The world has become more comprehensible and accessible. At the same time, this proximity creates a new diversity with often contradictory perspectives. The forces that dominated world affairs for a long time have gradually shifted towards the emerging regions of Asia and Africa. A simple example is the new Silk Road, which is in the process of replacing the established routes of the economy. It enables China to globally position its well-educated people, who are held together by a value system that has been proven over thousands of years and who are equipped with a historically founded self-confidence. This upheaval, which has been visible for years, is shifting the focus from the Atlantic to the Pacific, replacing the fabric of the last seventy years. The societies that have been exploited for centuries for the benefit of the old world are breaking away from old habits and swinging the pendulum towards the south and east. We are experiencing the first socio-cultural effects with the increasing revival of the nation and the hysterical measures to seal oneself off with trade barriers to the outside. The existing rules no longer apply and the new ones will be made elsewhere. Companies, NPOs and NGOs as well as global institutions have to reorient themselves.
- Technological effects

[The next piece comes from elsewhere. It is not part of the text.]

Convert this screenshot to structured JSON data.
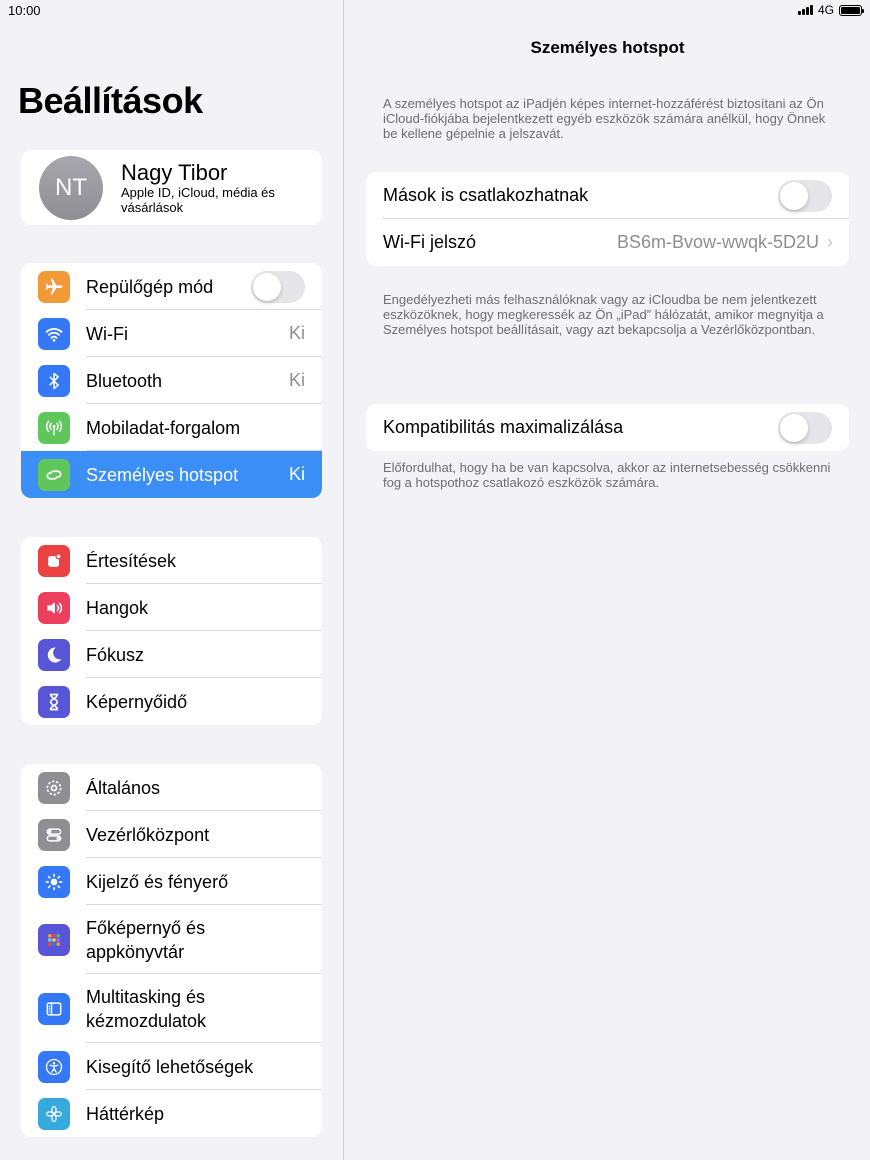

Forty years after the introduction of the PC, information technology (IT) has permeated all areas. Simultaneously, a network was created that allows us to be connected to any point on earth with a single click – as long as the required electricity and access to the network are available. The current wave of digital transformation is nothing more than an additional attempt to increase the importance of IT – Big Data, Artificial Intelligence, Augmented Intelligence, Automation, Robotics, 3D Printing, etc. Whereas in the past it was lamented that the workforce was forced to work under inhumane conditions, today the same groups complain that automation in the production of goods and services robs them of their livelihoods. The new designs are too concerned with the tools, instead of creating holistic solutions, which continue to provide people with opportunities to make a living. Virtualization, i.e. the representation of the material world in the computer, creates completely new possibilities for doing business. Above all, easy access to markets for everyone, wherever they are, needs a new understanding of work. Old skills are replaced by previously little-known ones – from executing an activity to monitoring; from processing knowledge to generating it; from evaluating data to interpreting it. This upheaval affects everybody. The skills and abilities need to be re-educated so that everyone can be involved in this upheaval.

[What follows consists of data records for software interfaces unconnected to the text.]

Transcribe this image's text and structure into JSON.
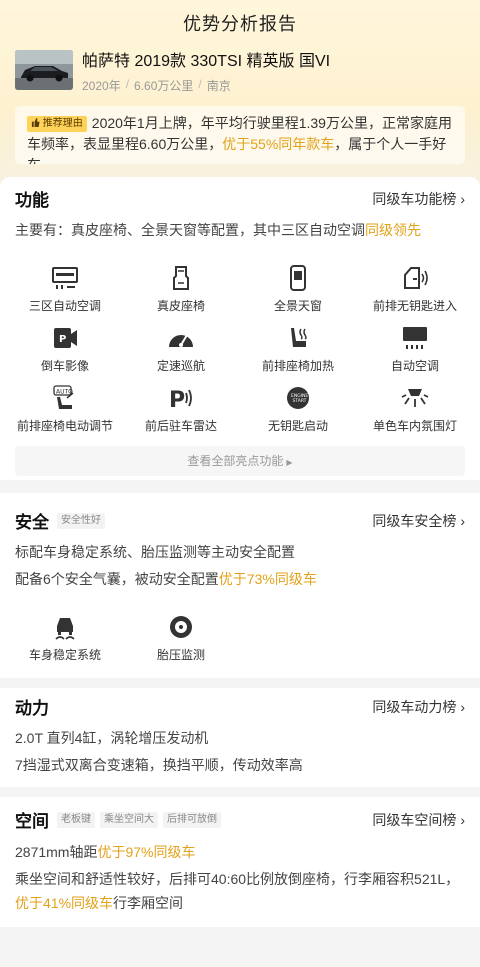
{
  "page_title": "优势分析报告",
  "car": {
    "name": "帕萨特 2019款 330TSI 精英版 国VI",
    "year": "2020年",
    "mileage": "6.60万公里",
    "city": "南京"
  },
  "reason": {
    "tag": "推荐理由",
    "text_before": "2020年1月上牌，年平均行驶里程1.39万公里，正常家庭用车频率，表显里程6.60万公里，",
    "highlight": "优于55%同年款车",
    "text_after": "，属于个人一手好车"
  },
  "features": {
    "title": "功能",
    "rank_link": "同级车功能榜",
    "summary_before": "主要有：真皮座椅、全景天窗等配置，其中三区自动空调",
    "summary_highlight": "同级领先",
    "items": [
      {
        "label": "三区自动空调",
        "icon": "ac-panel-icon"
      },
      {
        "label": "真皮座椅",
        "icon": "seat-icon"
      },
      {
        "label": "全景天窗",
        "icon": "sunroof-icon"
      },
      {
        "label": "前排无钥匙进入",
        "icon": "keyless-door-icon"
      },
      {
        "label": "倒车影像",
        "icon": "camera-icon"
      },
      {
        "label": "定速巡航",
        "icon": "cruise-gauge-icon"
      },
      {
        "label": "前排座椅加热",
        "icon": "seat-heat-icon"
      },
      {
        "label": "自动空调",
        "icon": "auto-ac-icon"
      },
      {
        "label": "前排座椅电动调节",
        "icon": "seat-auto-icon"
      },
      {
        "label": "前后驻车雷达",
        "icon": "parking-radar-icon"
      },
      {
        "label": "无钥匙启动",
        "icon": "start-button-icon"
      },
      {
        "label": "单色车内氛围灯",
        "icon": "ambient-light-icon"
      }
    ],
    "more_label": "查看全部亮点功能"
  },
  "safety": {
    "title": "安全",
    "chip": "安全性好",
    "rank_link": "同级车安全榜",
    "line1": "标配车身稳定系统、胎压监测等主动安全配置",
    "line2_before": "配备6个安全气囊，被动安全配置",
    "line2_highlight": "优于73%同级车",
    "items": [
      {
        "label": "车身稳定系统",
        "icon": "esp-icon"
      },
      {
        "label": "胎压监测",
        "icon": "tire-icon"
      }
    ]
  },
  "power": {
    "title": "动力",
    "rank_link": "同级车动力榜",
    "line1": "2.0T 直列4缸，涡轮增压发动机",
    "line2": "7挡湿式双离合变速箱，换挡平顺，传动效率高"
  },
  "space": {
    "title": "空间",
    "chips": [
      "老板键",
      "乘坐空间大",
      "后排可放倒"
    ],
    "rank_link": "同级车空间榜",
    "line1_before": "2871mm轴距",
    "line1_highlight": "优于97%同级车",
    "line2_before": "乘坐空间和舒适性较好，后排可40:60比例放倒座椅，行李厢容积521L，",
    "line2_highlight": "优于41%同级车",
    "line2_after": "行李厢空间"
  },
  "colors": {
    "accent": "#e2a21a",
    "tag_bg": "#ffd25a",
    "hero_bg": "#fff6dc"
  }
}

Bottom line: We don’t need fine-tuned measuring points to recognize that we are in a time of upheaval that is turning everything upside down. The large upheavals are visible to the naked eye. The new division of the world no longer suits the given societies. The computer and networking make the foundations of the old economic activity obsolete. This changes the way the economy operates and the masses of workers are worried about how they will earn their money tomorrow. At the same time, politicians get stuck in the dilemma of global or national politics, which makes the right wings to lure out from behind the stove. The Every-man-for-himself will evoke the danger of international conflicts, which can even destroy the idyll of the Western world. The First World War brought weapons of mass destruction. The Second World War brought nukes. The Third World War is probably happening for a while in virtuality – who would believe that only Russia uses computers to destabilize? What else does it take to notice the upheaval? This means for ALL participants that they have to deal with these changes. Companies that currently have no answers to these radical changes and do not actively prepare for them, act irresponsibly. New approaches are needed for politics, economics, society, and the use of technology.
Now I S the time of radical change.